The period known as the Pax Romana, or "peace of Rome," began in the year 27 BC when Octavius took the throne as the Emperor Augustine, ending the period of civil wars and beginning the age of the emperors. In many respects this initiated a long period of incredible accomplishment, as the Empire expanded and was knit together by an amazing system of roads not equalled until the post-World War II era, and through the census, first introduced by Augustus. Roman cities boasted water systems, sewage systems, public transport and many other "modern" advantages. The Pax encompassed the era of "the Five Good Emperors." Unfortunately, at the same time the ideals of the Roman Republic died a hard death, with increasing tyranny by the emperors, corruption in the government, and a general decline in the ability and desire of the citizens to take responsibility for their society.
Law and order was an essential ideal of the Pax, and an increasing prosperity accompanied the advances of the Empire. In general, in the 200 years of the Peace, things went well for the Empire as a whole and for Roman citizens generally. The Senate still functioned fairly well, and it was not until late in this period that things began to slip badly. The Great Fire occurred in AD 64, but Rome was rebuilt as a city of epic architecture. The Colosseum was completed in 80, the Pantheon in 130 and the Empire reached its greatest extent by 138. But the Peace of Rome was actually a period of war and conquest on the borers of the Empire, and the very success of the Roman military led to unrest on those borders. By 235 the Period of Anarchy had begun, and the long decline of Rome was underway. Today the Pax Romana is generally defined as having ended by the year 180.
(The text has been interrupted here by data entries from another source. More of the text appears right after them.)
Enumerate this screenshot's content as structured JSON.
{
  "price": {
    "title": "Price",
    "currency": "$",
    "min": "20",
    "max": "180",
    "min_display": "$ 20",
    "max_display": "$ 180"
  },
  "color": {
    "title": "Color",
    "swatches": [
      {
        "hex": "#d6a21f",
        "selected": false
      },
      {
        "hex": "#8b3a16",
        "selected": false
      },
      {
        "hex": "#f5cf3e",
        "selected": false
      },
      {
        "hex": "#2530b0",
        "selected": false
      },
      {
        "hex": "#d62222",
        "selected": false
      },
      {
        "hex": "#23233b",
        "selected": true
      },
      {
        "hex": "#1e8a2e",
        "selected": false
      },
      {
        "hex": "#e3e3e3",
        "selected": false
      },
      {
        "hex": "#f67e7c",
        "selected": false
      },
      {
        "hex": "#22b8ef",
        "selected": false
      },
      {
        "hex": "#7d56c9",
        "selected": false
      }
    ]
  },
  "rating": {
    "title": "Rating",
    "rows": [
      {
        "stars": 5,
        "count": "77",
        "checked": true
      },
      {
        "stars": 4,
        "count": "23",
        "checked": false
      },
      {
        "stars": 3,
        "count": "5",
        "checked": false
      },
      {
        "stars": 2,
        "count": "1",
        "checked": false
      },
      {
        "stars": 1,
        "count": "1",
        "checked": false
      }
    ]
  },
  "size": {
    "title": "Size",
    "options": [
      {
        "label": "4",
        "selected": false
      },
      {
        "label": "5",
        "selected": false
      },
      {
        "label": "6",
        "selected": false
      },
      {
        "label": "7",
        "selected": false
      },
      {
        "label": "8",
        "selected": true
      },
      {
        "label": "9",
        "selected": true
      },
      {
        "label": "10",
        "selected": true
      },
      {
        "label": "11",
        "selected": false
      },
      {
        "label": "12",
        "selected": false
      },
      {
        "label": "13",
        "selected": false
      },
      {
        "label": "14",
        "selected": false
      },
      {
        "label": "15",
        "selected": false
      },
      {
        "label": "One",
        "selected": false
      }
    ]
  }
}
Art, architecture and culture was greatly influenced by Greek culture, but the laws were originally firmly based in the Roman Republican tradition. That unfortunately changed as corruption increased, and the public was generally used by the ruling elite as a source of political power through manipulation rather than appeals to good citizenship. After the Pax the decline of Rome accelerated, and although much has been made of the decline of public morals the real cause of Rome's collapse was the decline of the interest of the citizens in service in the Roman military. By the period of anarchy the Roman armies were dependant on mercenaries, largely from the Germanic lands. Their acquaintance with Roman military methods and the state of the empire generally led eventually to the attacks of Germanic peoples on the Roman lands, and the eventual collapse of the Western Empire.